min(max(x1(ia),x1(ia+1)),max(x2(ja),x2(ja+1)))).'/2;
T(4,overlap) = (max(min(y1(ia),y1(ia+1)),min(y2(ja),y2(ja+1))) + ...
min(max(y1(ia),y1(ia+1)),max(y2(ja),y2(ja+1)))).'/2;
selected = in_range | overlap;
else
selected = in_range;
end
xy0 = T(3:4,selected).';
% Remove duplicate intersection points.
[xy0,index] = unique(xy0,'rows');
x0 = xy0(:,1);
y0 = xy0(:,2);
% Compute how far along each line segment the intersections are.
if nargout > 2
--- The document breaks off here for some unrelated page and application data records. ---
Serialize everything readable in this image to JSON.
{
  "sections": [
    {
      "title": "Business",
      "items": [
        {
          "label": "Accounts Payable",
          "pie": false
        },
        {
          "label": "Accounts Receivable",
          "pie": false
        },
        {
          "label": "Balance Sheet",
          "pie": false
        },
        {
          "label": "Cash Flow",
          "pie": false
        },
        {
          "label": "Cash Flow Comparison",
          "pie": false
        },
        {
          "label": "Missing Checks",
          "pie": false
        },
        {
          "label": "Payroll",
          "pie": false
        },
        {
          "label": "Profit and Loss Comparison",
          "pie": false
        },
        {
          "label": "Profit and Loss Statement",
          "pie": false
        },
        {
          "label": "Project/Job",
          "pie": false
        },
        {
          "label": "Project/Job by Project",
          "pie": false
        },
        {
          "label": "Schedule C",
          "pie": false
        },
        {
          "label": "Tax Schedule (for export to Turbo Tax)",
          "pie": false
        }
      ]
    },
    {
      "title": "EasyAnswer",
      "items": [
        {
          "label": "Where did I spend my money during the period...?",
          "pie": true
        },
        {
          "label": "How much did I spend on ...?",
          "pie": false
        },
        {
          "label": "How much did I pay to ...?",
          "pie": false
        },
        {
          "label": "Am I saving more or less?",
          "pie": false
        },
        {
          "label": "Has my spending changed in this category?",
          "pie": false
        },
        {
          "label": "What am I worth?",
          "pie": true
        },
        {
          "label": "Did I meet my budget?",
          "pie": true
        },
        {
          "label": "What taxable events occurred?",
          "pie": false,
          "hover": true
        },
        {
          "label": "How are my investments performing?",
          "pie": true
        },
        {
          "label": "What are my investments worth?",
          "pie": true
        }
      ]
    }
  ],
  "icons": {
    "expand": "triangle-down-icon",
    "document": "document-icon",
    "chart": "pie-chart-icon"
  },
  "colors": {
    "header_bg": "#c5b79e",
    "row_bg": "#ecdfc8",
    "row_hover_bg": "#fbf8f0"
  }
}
sel_index = find(selected);
sel = sel_index(index);
iout = i(sel) + T(1,sel).';
jout = j(sel) + T(2,sel).';
end
else % non-robust option
for k = 1:n
[L,U] = lu(AA(:,:,k));
T(:,k) = U\(L\B(:,k));
end
% Find where t1 and t2 are between 0 and 1 and return the corresponding
% x0 and y0 values.
in_range = (T(1,:) >= 0 & T(2,:) >= 0 & T(1,:) < 1 & T(2,:) < 1).';
x0 = T(3,in_range).';
y0 = T(4,in_range).';
% Compute how far along each line segment the intersections are.
if nargout > 2
iout = i(in_range) + T(1,in_range).';
jout = j(in_range) + T(2,in_range).';
end
end
% Plot the results (useful for debugging).
% plot(x1,y1,x2,y2,x0,y0,'ok');